In a rare mix of hot policy debate and old-fashioned screen drama, 20th Century Fox is preparing a September release for “Won’t Back Down.” The film heads smack into the controversies around so-called parent trigger laws that in California and a handful of other states allow parents to dump bad teachers and overrule administrators in bottom-ranked schools.
Viola Davis, an Oscar nominee as best actress for “The Help,” plays a teacher who risks career and friendships to join the revolt. Maggie Gyllenhaal is the single mother who sells cars, tends bar and rouses parents to take charge of their grade school.
Holly Hunter, the union rep, loves her teachers and so she fights the takeover with a ploy you might expect from a corporate villain.
“When did Norma Rae get to be the bad guy?” Ms. Hunter mutters. Her role recalls the title character in the pro-union film “Norma Rae,” as she navigates the ferocious politics of education reform’s nuclear option, the trigger laws.
These measures have backers on both ends of the political spectrum and on both economic extremes: from Bill Gates, whose charitable foundation supports the takeover movement, to the poor or working-class parents of Adelanto. But they have also pushed unions and school administrators into an unwelcome role as opponents of change.
Now the trigger laws have connected with a movie culture whose new preoccupation with timeliness lends urgency and risk to reality-inspired dramas that in the past were usually set safely in the past.
“Won’t Back Down” describes itself as being “inspired by actual events.” But it portrays a fiercely contested school takeover — set in Pittsburgh, though Pennsylvania does not have a trigger law — before any has occurred in real life.
Texas, Ohio and Connecticut are among states that now permit a trigger process. But a take-over in Adelanto would be the country’s first, according to Ben Austin, the executive director of Parent Revolution, which promotes the tactic with backing from the Bill & Melinda Gates Foundation.
“I thought it was a prank,” Mr. Austin said of his surprise at a call in which he learned that Walden Media, backed by the conservative-leaning billionaire Philip Anschutz, was shooting a drama in which teachers and parents aim to take charge.
For Walden, the film is a second shot at an education-reform movie. With Mr. Gates and the progressive-minded Participant Media, Walden was among the financial backers of the documentary “Waiting for ‘Superman.’ ”
That film, released in 2010, advocated, as potential solutions to an education crisis, charter schools, teacher testing and an end to tenure. But it took in only about $6.4 million at the box office and received no Oscar nominations after union officials and others strongly attacked it.
“We realized the inherent limitations of the documentary format,” said Michael Bostick, chief executive of Walden. Now, he said, the idea is to reach a larger audience through the power of actors playing complicated characters who struggle with issues that happen to be, in his phrase, “ripped from the headlines.”

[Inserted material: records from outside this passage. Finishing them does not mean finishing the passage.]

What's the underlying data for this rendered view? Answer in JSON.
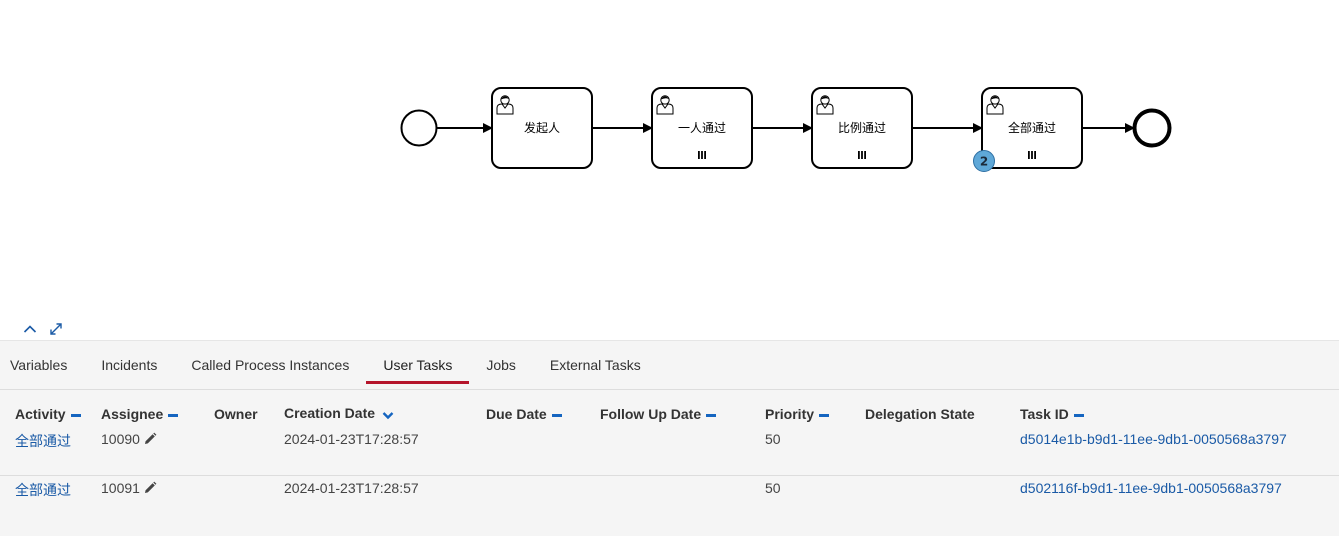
{
  "diagram": {
    "tasks": [
      {
        "label": "发起人",
        "multi_instance": false,
        "badge": ""
      },
      {
        "label": "一人通过",
        "multi_instance": true,
        "badge": ""
      },
      {
        "label": "比例通过",
        "multi_instance": true,
        "badge": ""
      },
      {
        "label": "全部通过",
        "multi_instance": true,
        "badge": "2"
      }
    ],
    "badge_color": "#5fa8d8"
  },
  "controls": {
    "collapse_icon": "chevron-up-icon",
    "fullscreen_icon": "expand-icon"
  },
  "tabs": [
    {
      "label": "Variables",
      "active": false
    },
    {
      "label": "Incidents",
      "active": false
    },
    {
      "label": "Called Process Instances",
      "active": false
    },
    {
      "label": "User Tasks",
      "active": true
    },
    {
      "label": "Jobs",
      "active": false
    },
    {
      "label": "External Tasks",
      "active": false
    }
  ],
  "table": {
    "headers": {
      "activity": "Activity",
      "assignee": "Assignee",
      "owner": "Owner",
      "creation_date": "Creation Date",
      "due_date": "Due Date",
      "follow_up_date": "Follow Up Date",
      "priority": "Priority",
      "delegation_state": "Delegation State",
      "task_id": "Task ID"
    },
    "rows": [
      {
        "activity": "全部通过",
        "assignee": "10090",
        "owner": "",
        "creation_date": "2024-01-23T17:28:57",
        "due_date": "",
        "follow_up_date": "",
        "priority": "50",
        "delegation_state": "",
        "task_id": "d5014e1b-b9d1-11ee-9db1-0050568a3797"
      },
      {
        "activity": "全部通过",
        "assignee": "10091",
        "owner": "",
        "creation_date": "2024-01-23T17:28:57",
        "due_date": "",
        "follow_up_date": "",
        "priority": "50",
        "delegation_state": "",
        "task_id": "d502116f-b9d1-11ee-9db1-0050568a3797"
      }
    ]
  },
  "colors": {
    "accent_tab": "#b5152b",
    "link": "#1a5aa6",
    "sort_icon": "#1565c0"
  }
}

Daniel Barnz, the director and a writer of “Won’t Back Down,” said he had wanted to recreate the thrill of past action-inspiring social dramas without being snared in partisan debate. Working from an earlier script by Brin Hill, he introduced the parent-trigger mechanism as a plot device but insisted that the character played by Ms. Davis be a teacher, thus bringing teachers into the reform process.
“I am extremely pro-union,” Mr. Barnz said. In the movie’s fictionalized law for Pennsylvania (which, because it was shot there, helped subsidize the film’s $20 million budget with a tax credit), a school takeover could occur only if a majority of both parents and teachers were to demand it, rather than parents alone, as in California.
Mark Johnson, who produced “Won’t Back Down,” said the film’s humanity might outshine its politics. “With issues movies, some of those you remember best you remember for the people, not the issues,” he offered.
For Ms. Davis, certainly, the appeal is personal. In what she called her first real leading role — in “The Help,” she fronted an ensemble — Ms. Davis described her character as wrestling personal demons while fighting for something that does not involve race. “I’ve never had that,” she said.
As for education, she added, experience persuades her of the need for teachers and mentors who can operate outside the system. “I’m sorry, I just know if you don’t have a strong advocate for a child, they’re not going to make it,” she said in an interview.
Ms. Gyllenhaal framed her character, a frustrated parent, as “someone who doesn’t think of herself as an activist at all,” but “gets radicalized by the situation she’s in.” She is much like Meryl Streep in the activist thriller “Silkwood,” Ms. Gyllenhaal noted, or the flawed, sexy legal crusader played by Julia Roberts in “Erin Brockovich.”
Ah, yes - the writer of anti-union movie funded by an anti-union company with an anti-union message is actually pro-union.
I'm sure it will be very fair to unionized teachers even though they're the villains of the piece.
BTW, one of the actresses in the movie, Maggie Gyllenhaal, was outed by the NY Post as a wealthy member of the Park Slope Co-Op who is too lazy, arrogant or important to do her own shift and sends her employees to do it instead.
Gotta love a member of the Hollywood elite who bashes unionized teachers by making an anti-union movie but reportedly can't do her own volunteer shift at a food co-op and sends an employee to do that work for her.